RECORDS PROVIDED Block Start

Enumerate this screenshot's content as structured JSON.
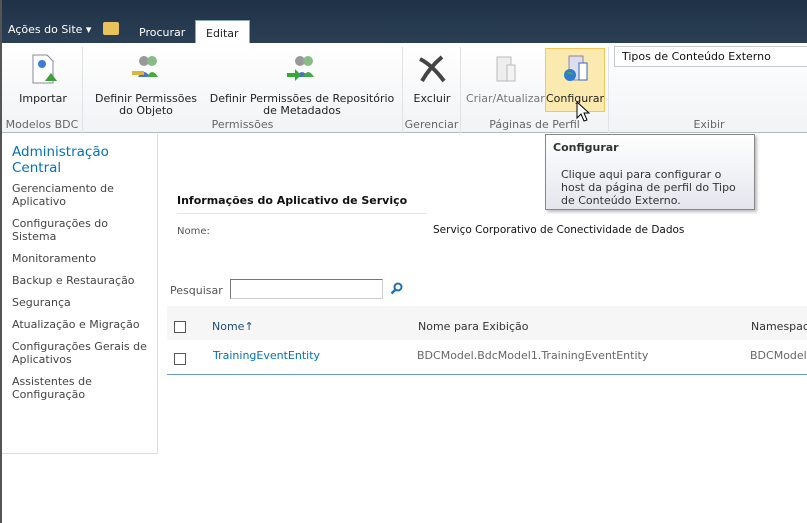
{
  "topbar": {
    "site_actions": "Ações do Site ▾",
    "tabs": [
      {
        "label": "Procurar"
      },
      {
        "label": "Editar",
        "active": true
      }
    ]
  },
  "ribbon": {
    "groups": [
      {
        "label": "Modelos BDC",
        "buttons": [
          {
            "label": "Importar",
            "icon": "import-icon"
          }
        ]
      },
      {
        "label": "Permissões",
        "buttons": [
          {
            "label": "Definir Permissões do Objeto",
            "icon": "key-users-icon"
          },
          {
            "label": "Definir Permissões de Repositório de Metadados",
            "icon": "users-arrow-icon"
          }
        ]
      },
      {
        "label": "Gerenciar",
        "buttons": [
          {
            "label": "Excluir",
            "icon": "delete-icon"
          }
        ]
      },
      {
        "label": "Páginas de Perfil",
        "buttons": [
          {
            "label": "Criar/Atualizar",
            "icon": "create-page-icon",
            "disabled": true
          },
          {
            "label": "Configurar",
            "icon": "configure-globe-icon",
            "hovered": true
          }
        ]
      },
      {
        "label": "Exibir",
        "select_value": "Tipos de Conteúdo Externo"
      }
    ]
  },
  "tooltip": {
    "title": "Configurar",
    "body": "Clique aqui para configurar o host da página de perfil do Tipo de Conteúdo Externo."
  },
  "sidebar": {
    "heading": "Administração Central",
    "items": [
      "Gerenciamento de Aplicativo",
      "Configurações do Sistema",
      "Monitoramento",
      "Backup e Restauração",
      "Segurança",
      "Atualização e Migração",
      "Configurações Gerais de Aplicativos",
      "Assistentes de Configuração"
    ]
  },
  "main": {
    "section_title": "Informações do Aplicativo de Serviço",
    "name_label": "Nome:",
    "name_value": "Serviço Corporativo de Conectividade de Dados",
    "search_label": "Pesquisar",
    "search_value": "",
    "columns": [
      "Nome↑",
      "Nome para Exibição",
      "Namespace"
    ],
    "rows": [
      {
        "name": "TrainingEventEntity",
        "display": "BDCModel.BdcModel1.TrainingEventEntity",
        "namespace": "BDCModel"
      }
    ]
  },
  "colors": {
    "accent": "#0072bc",
    "topbar": "#243a52",
    "hover": "#fbeab0"
  }
}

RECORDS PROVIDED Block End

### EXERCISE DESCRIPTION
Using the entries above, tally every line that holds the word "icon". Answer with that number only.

### ANSWER SPACE
6